These turned out so good I didn’t even have chance to take pictures! Amber and I munched on them while we sat and talked over a Caper Martini.
According to my web site statistics, some of you have been searching for the recipe for the Salmon Corn Cakes from A Taste of History. Apparently, there is only the video and the book, but no transcribed recipe on the Internet. I was curious so I watched the video, and I’m going to make these, and I thought it was a good idea to write everything down before I make them. I don’t have a picture yet, but when I do make them, there will be a picture, or maybe even a video!
One of the things I really liked about the recipe was that the salmon was fresh, poached in white wine. You could probably use canned salmon, but the flavor would be way off.
The other thing was the use of roasted corn. I saw that the chef roasted the corn with the husks on and did not let the kernels get roasted at all. I would let the kernels get a little roasted, just to add flavor.

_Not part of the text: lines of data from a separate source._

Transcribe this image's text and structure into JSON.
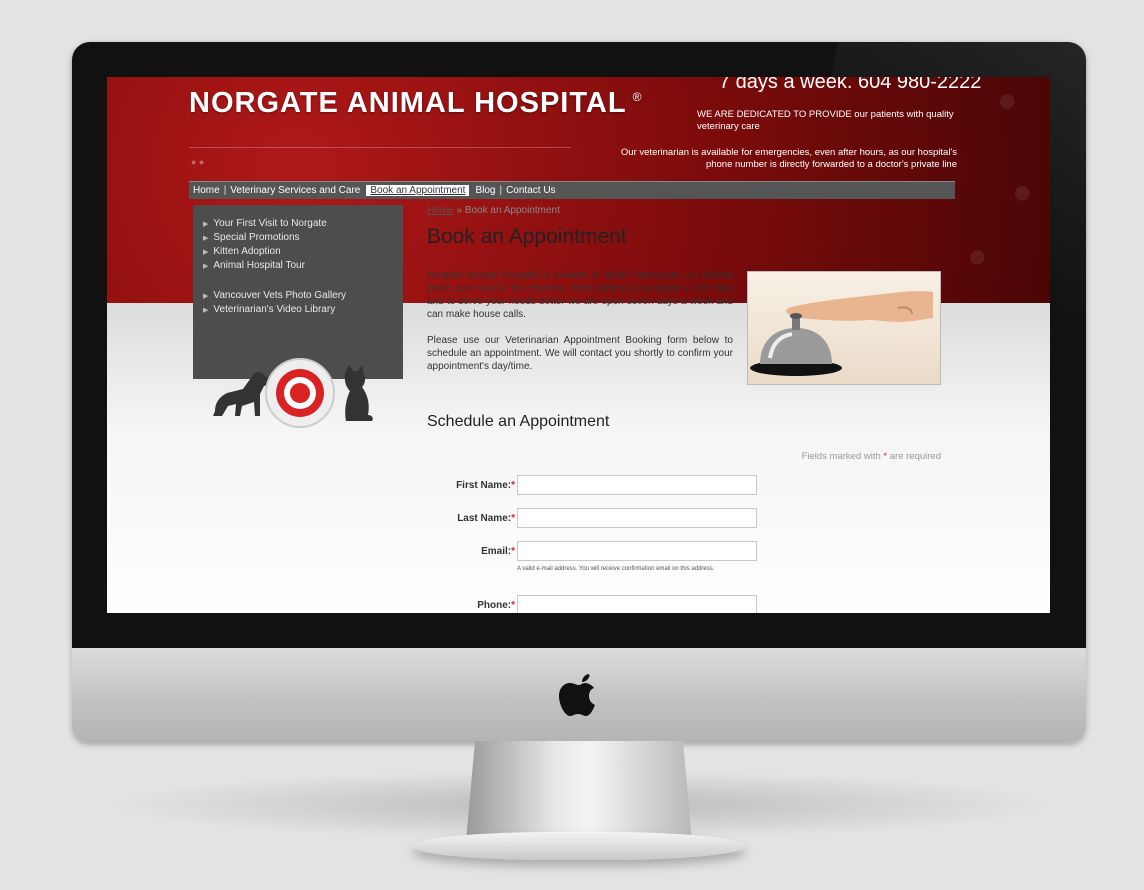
{
  "site": {
    "title": "NORGATE ANIMAL HOSPITAL",
    "title_mark": "®",
    "phone_line": "7 days a week. 604 980-2222",
    "dedicated": "WE ARE DEDICATED TO PROVIDE our patients with quality veterinary care",
    "emergency": "Our veterinarian is available for emergencies, even after hours, as our hospital's phone number is directly forwarded to a doctor's private line"
  },
  "nav": {
    "items": [
      {
        "label": "Home"
      },
      {
        "label": "Veterinary Services and Care"
      },
      {
        "label": "Book an Appointment"
      },
      {
        "label": "Blog"
      },
      {
        "label": "Contact Us"
      }
    ],
    "active": "Book an Appointment"
  },
  "sidebar": {
    "group1": [
      {
        "label": "Your First Visit to Norgate"
      },
      {
        "label": "Special Promotions"
      },
      {
        "label": "Kitten Adoption"
      },
      {
        "label": "Animal Hospital Tour"
      }
    ],
    "group2": [
      {
        "label": "Vancouver Vets Photo Gallery"
      },
      {
        "label": "Veterinarian's Video Library"
      }
    ]
  },
  "breadcrumb": {
    "home": "Home",
    "separator": "»",
    "current": "Book an Appointment"
  },
  "main": {
    "title": "Book an Appointment",
    "paragraph1": "Norgate Animal Hospital is located in North Vancouver, on Marine Drive, just next to Tim Hortons. Free parking is available in the front and to serve your needs better we are open seven days a week and can make house calls.",
    "paragraph2": "Please use our Veterinarian Appointment Booking form below to schedule an appointment. We will contact you shortly to confirm your appointment's day/time.",
    "schedule_title": "Schedule an Appointment"
  },
  "form": {
    "required_note_prefix": "Fields marked with",
    "required_star": "*",
    "required_note_suffix": "are required",
    "fields": [
      {
        "label": "First Name:",
        "value": ""
      },
      {
        "label": "Last Name:",
        "value": ""
      },
      {
        "label": "Email:",
        "value": "",
        "hint": "A valid e-mail address. You will receive confirmation email on this address."
      },
      {
        "label": "Phone:",
        "value": ""
      }
    ]
  },
  "colors": {
    "header_red": "#8f0f0f",
    "nav_gray": "#555555",
    "sidebar_gray": "#4d4d4d",
    "required_red": "#dd2222"
  },
  "icons": {
    "os_logo": "apple-logo-icon",
    "nav_arrow": "triangle-right-icon",
    "mascot": "dog-cat-emblem-icon"
  }
}
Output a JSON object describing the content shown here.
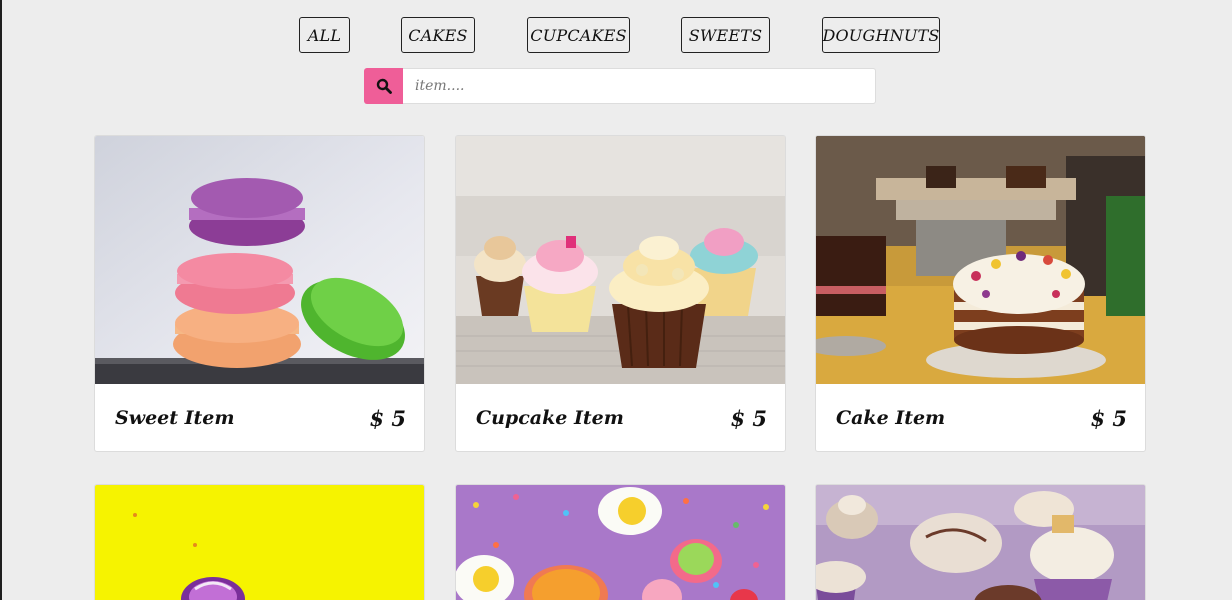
{
  "filters": [
    {
      "label": "ALL"
    },
    {
      "label": "CAKES"
    },
    {
      "label": "CUPCAKES"
    },
    {
      "label": "SWEETS"
    },
    {
      "label": "DOUGHNUTS"
    }
  ],
  "search": {
    "placeholder": "item....",
    "icon": "search-icon",
    "accent": "#ef5e98"
  },
  "items": [
    {
      "title": "Sweet Item",
      "price": "$ 5",
      "image": "macarons"
    },
    {
      "title": "Cupcake Item",
      "price": "$ 5",
      "image": "cupcakes"
    },
    {
      "title": "Cake Item",
      "price": "$ 5",
      "image": "cake"
    },
    {
      "image": "doughnut-yellow"
    },
    {
      "image": "sweets-purple"
    },
    {
      "image": "cupcakes-lavender"
    }
  ]
}
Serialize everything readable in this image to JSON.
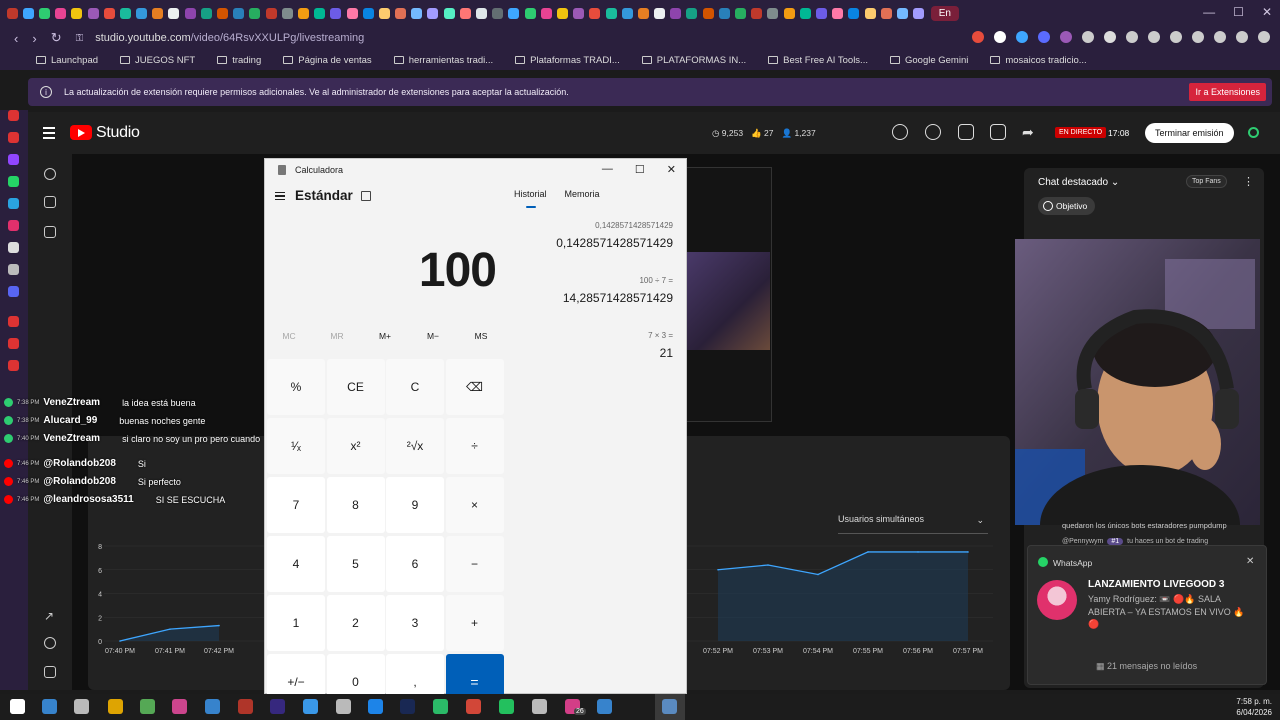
{
  "browser": {
    "active_tab_label": "En",
    "url_host": "studio.youtube.com",
    "url_path": "/video/64RsvXXULPg/livestreaming",
    "bookmarks": [
      "Launchpad",
      "JUEGOS NFT",
      "trading",
      "Página de ventas",
      "herramientas tradi...",
      "Plataformas TRADI...",
      "PLATAFORMAS IN...",
      "Best Free AI Tools...",
      "Google Gemini",
      "mosaicos tradicio..."
    ],
    "notice_text": "La actualización de extensión requiere permisos adicionales. Ve al administrador de extensiones para aceptar la actualización.",
    "notice_button": "Ir a Extensiones"
  },
  "studio": {
    "logo_text": "Studio",
    "stats": {
      "viewers": "9,253",
      "likes": "27",
      "subs": "1,237"
    },
    "live_badge": "EN DIRECTO",
    "live_time": "17:08",
    "end_button": "Terminar emisión"
  },
  "overlay_chat": [
    {
      "time": "7:38 PM",
      "user": "VeneZtream",
      "msg": "la idea está buena",
      "color": "#2ecc71"
    },
    {
      "time": "7:38 PM",
      "user": "Alucard_99",
      "msg": "buenas noches gente",
      "color": "#2ecc71"
    },
    {
      "time": "7:40 PM",
      "user": "VeneZtream",
      "msg": "si claro no soy un pro pero cuando",
      "color": "#2ecc71"
    },
    {
      "time": "7:46 PM",
      "user": "@Rolandob208",
      "msg": "Si",
      "color": "#ff0000"
    },
    {
      "time": "7:46 PM",
      "user": "@Rolandob208",
      "msg": "Si perfecto",
      "color": "#ff0000"
    },
    {
      "time": "7:46 PM",
      "user": "@leandrososa3511",
      "msg": "SI SE ESCUCHA",
      "color": "#ff0000"
    }
  ],
  "chart_data": {
    "type": "area",
    "title": "",
    "metric_selector": "Usuarios simultáneos",
    "x": [
      "07:40 PM",
      "07:41 PM",
      "07:42 PM",
      "07:52 PM",
      "07:53 PM",
      "07:54 PM",
      "07:55 PM",
      "07:56 PM",
      "07:57 PM"
    ],
    "y_ticks": [
      0,
      2,
      4,
      6,
      8
    ],
    "ylim": [
      0,
      8
    ],
    "visible_left": {
      "x": [
        "07:40 PM",
        "07:41 PM",
        "07:42 PM"
      ],
      "values": [
        0,
        1,
        1.3
      ]
    },
    "visible_right": {
      "x": [
        "07:52 PM",
        "07:53 PM",
        "07:54 PM",
        "07:55 PM",
        "07:56 PM",
        "07:57 PM"
      ],
      "values": [
        6,
        6.4,
        5.6,
        7.5,
        7.5,
        7.5
      ]
    },
    "grid": true,
    "colors": {
      "line": "#3ea6ff",
      "fill": "#1e3a55"
    }
  },
  "chat": {
    "title": "Chat destacado",
    "top_fans": "Top Fans",
    "goal_button": "Objetivo",
    "msg1": "quedaron los únicos bots estaradores pumpdump",
    "msg2_user": "@Pennywym",
    "msg2_badge": "#1",
    "msg2_text": "tu haces un bot de trading"
  },
  "toast": {
    "app": "WhatsApp",
    "title": "LANZAMIENTO LIVEGOOD 3",
    "body": "Yamy Rodríguez: 📼 🔴🔥 SALA ABIERTA – YA ESTAMOS EN VIVO 🔥🔴",
    "footer": "21 mensajes no leídos"
  },
  "calculator": {
    "title": "Calculadora",
    "mode": "Estándar",
    "display": "100",
    "tab_history": "Historial",
    "tab_memory": "Memoria",
    "memory_keys": [
      "MC",
      "MR",
      "M+",
      "M−",
      "MS"
    ],
    "history": [
      {
        "expr": "0,1428571428571429",
        "result": "0,1428571428571429"
      },
      {
        "expr": "100  ÷  7 =",
        "result": "14,28571428571429"
      },
      {
        "expr": "7  ×  3 =",
        "result": "21"
      }
    ],
    "keys": [
      [
        "%",
        "CE",
        "C",
        "⌫"
      ],
      [
        "¹⁄ₓ",
        "x²",
        "²√x",
        "÷"
      ],
      [
        "7",
        "8",
        "9",
        "×"
      ],
      [
        "4",
        "5",
        "6",
        "−"
      ],
      [
        "1",
        "2",
        "3",
        "+"
      ],
      [
        "+/−",
        "0",
        ",",
        "="
      ]
    ]
  },
  "taskbar": {
    "time": "7:58 p. m.",
    "date": "6/04/2026",
    "badge": "26"
  }
}
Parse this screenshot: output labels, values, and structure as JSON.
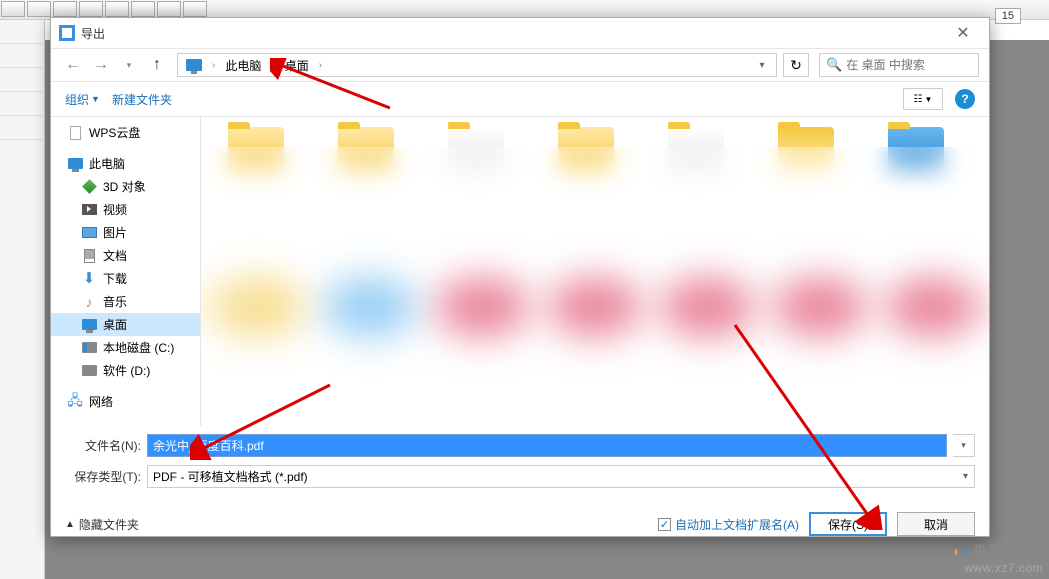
{
  "dialog": {
    "title": "导出"
  },
  "breadcrumb": {
    "items": [
      "此电脑",
      "桌面"
    ]
  },
  "search": {
    "placeholder": "在 桌面 中搜索"
  },
  "commands": {
    "organize": "组织",
    "new_folder": "新建文件夹"
  },
  "tree": {
    "wps_cloud": "WPS云盘",
    "this_pc": "此电脑",
    "objects_3d": "3D 对象",
    "videos": "视频",
    "pictures": "图片",
    "documents": "文档",
    "downloads": "下载",
    "music": "音乐",
    "desktop": "桌面",
    "disk_c": "本地磁盘 (C:)",
    "disk_d": "软件 (D:)",
    "network": "网络"
  },
  "fields": {
    "filename_label": "文件名(N):",
    "filename_value": "余光中_百度百科.pdf",
    "savetype_label": "保存类型(T):",
    "savetype_value": "PDF - 可移植文档格式 (*.pdf)"
  },
  "footer": {
    "hide_folders": "隐藏文件夹",
    "auto_ext": "自动加上文档扩展名(A)",
    "save_btn": "保存(S)",
    "cancel_btn": "取消"
  },
  "page_indicator": "15",
  "watermark": {
    "brand": "极光下载站",
    "url": "www.xz7.com"
  }
}
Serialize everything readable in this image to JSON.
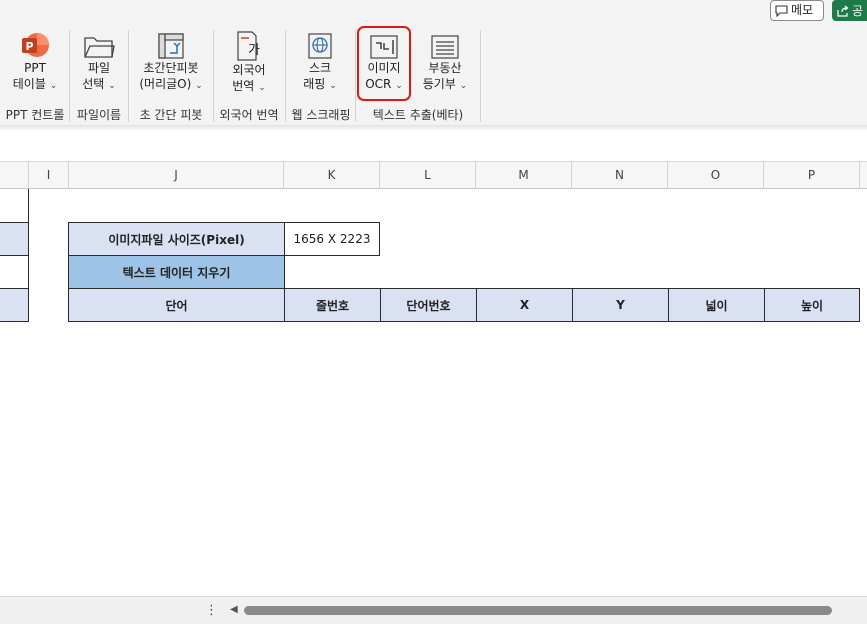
{
  "topbar": {
    "memo_label": "메모",
    "share_label": "공"
  },
  "ribbon": {
    "buttons": [
      {
        "line1": "PPT",
        "line2": "테이블"
      },
      {
        "line1": "파일",
        "line2": "선택"
      },
      {
        "line1": "초간단피봇",
        "line2": "(머리글O)"
      },
      {
        "line1": "외국어",
        "line2": "번역"
      },
      {
        "line1": "스크",
        "line2": "래핑"
      },
      {
        "line1": "이미지",
        "line2": "OCR"
      },
      {
        "line1": "부동산",
        "line2": "등기부"
      }
    ],
    "groups": [
      "PPT 컨트롤",
      "파일이름",
      "초 간단 피봇",
      "외국어 번역",
      "웹 스크래핑",
      "텍스트 추출(베타)"
    ],
    "translate_glyph": "가",
    "chevron": "⌄"
  },
  "columns": [
    "I",
    "J",
    "K",
    "L",
    "M",
    "N",
    "O",
    "P"
  ],
  "sheet": {
    "image_size_label": "이미지파일 사이즈(Pixel)",
    "image_size_value": "1656 X 2223",
    "clear_button": "텍스트 데이터 지우기",
    "table_headers": [
      "단어",
      "줄번호",
      "단어번호",
      "X",
      "Y",
      "넓이",
      "높이"
    ]
  },
  "bottom": {
    "more_glyph": "⋮",
    "scroll_left_glyph": "◀"
  },
  "colors": {
    "header_fill": "#d9e1f2",
    "button_fill": "#9dc3e6",
    "highlight": "#e01818",
    "share_green": "#1e7a46"
  }
}
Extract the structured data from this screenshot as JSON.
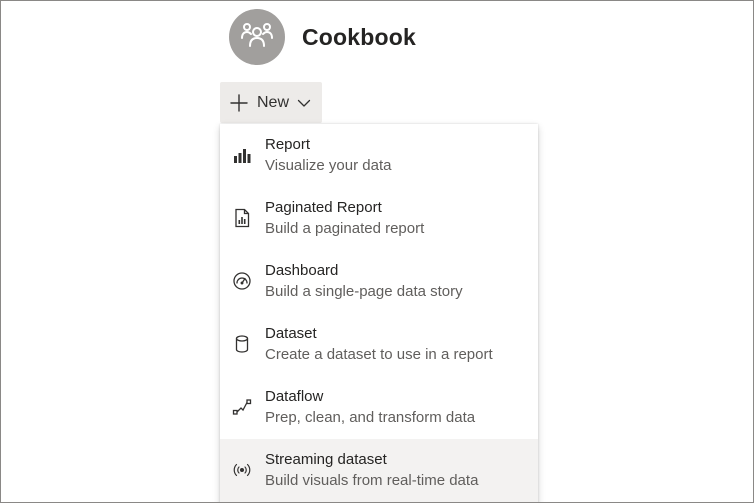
{
  "workspace": {
    "name": "Cookbook",
    "avatar_icon": "people-group-icon"
  },
  "new_button": {
    "label": "New",
    "icon": "plus-icon",
    "dropdown_icon": "chevron-down-icon"
  },
  "menu": {
    "items": [
      {
        "title": "Report",
        "description": "Visualize your data",
        "icon": "bar-chart-icon"
      },
      {
        "title": "Paginated Report",
        "description": "Build a paginated report",
        "icon": "paginated-report-icon"
      },
      {
        "title": "Dashboard",
        "description": "Build a single-page data story",
        "icon": "gauge-icon"
      },
      {
        "title": "Dataset",
        "description": "Create a dataset to use in a report",
        "icon": "database-icon"
      },
      {
        "title": "Dataflow",
        "description": "Prep, clean, and transform data",
        "icon": "dataflow-icon"
      },
      {
        "title": "Streaming dataset",
        "description": "Build visuals from real-time data",
        "icon": "streaming-icon"
      }
    ],
    "highlighted_item": "Streaming dataset"
  },
  "colors": {
    "avatar": "#a19f9d",
    "button_bg": "#edebe9",
    "hover_bg": "#f3f2f1",
    "text_primary": "#252423",
    "text_secondary": "#605e5c"
  }
}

The whole dish could be prepared on a Weber, or in a hearth if you want to stick with the 18th century. Of course, it could also be prepared on a regular stove, but we’re trying to be a little authentic here, right? We’re going to do this on The Weber.